═══ INPUT MATERIAL ═══

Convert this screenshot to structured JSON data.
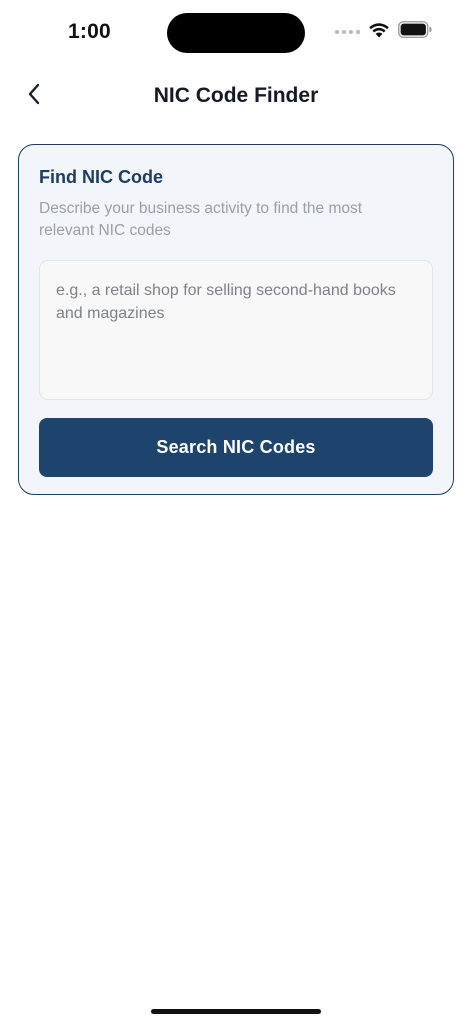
{
  "status_bar": {
    "time": "1:00",
    "icons": [
      "cellular-signal-icon",
      "wifi-icon",
      "battery-icon"
    ]
  },
  "nav": {
    "title": "NIC Code Finder",
    "back_icon": "chevron-left-icon"
  },
  "card": {
    "title": "Find NIC Code",
    "description": "Describe your business activity to find the most relevant NIC codes",
    "input_placeholder": "e.g., a retail shop for selling second-hand books and magazines",
    "input_value": "",
    "button_label": "Search NIC Codes"
  },
  "colors": {
    "accent": "#1e436c",
    "card_border": "#1e3d60",
    "card_background": "#f2f5f9",
    "title_color": "#1e3d60"
  }
}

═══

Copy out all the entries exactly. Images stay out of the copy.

■ ANSWER SECTION:
Convert this screenshot to structured JSON data.
{
  "status_bar": {
    "time": "1:00",
    "icons": [
      "cellular-signal-icon",
      "wifi-icon",
      "battery-icon"
    ]
  },
  "nav": {
    "title": "NIC Code Finder",
    "back_icon": "chevron-left-icon"
  },
  "card": {
    "title": "Find NIC Code",
    "description": "Describe your business activity to find the most relevant NIC codes",
    "input_placeholder": "e.g., a retail shop for selling second-hand books and magazines",
    "input_value": "",
    "button_label": "Search NIC Codes"
  },
  "colors": {
    "accent": "#1e436c",
    "card_border": "#1e3d60",
    "card_background": "#f2f5f9",
    "title_color": "#1e3d60"
  }
}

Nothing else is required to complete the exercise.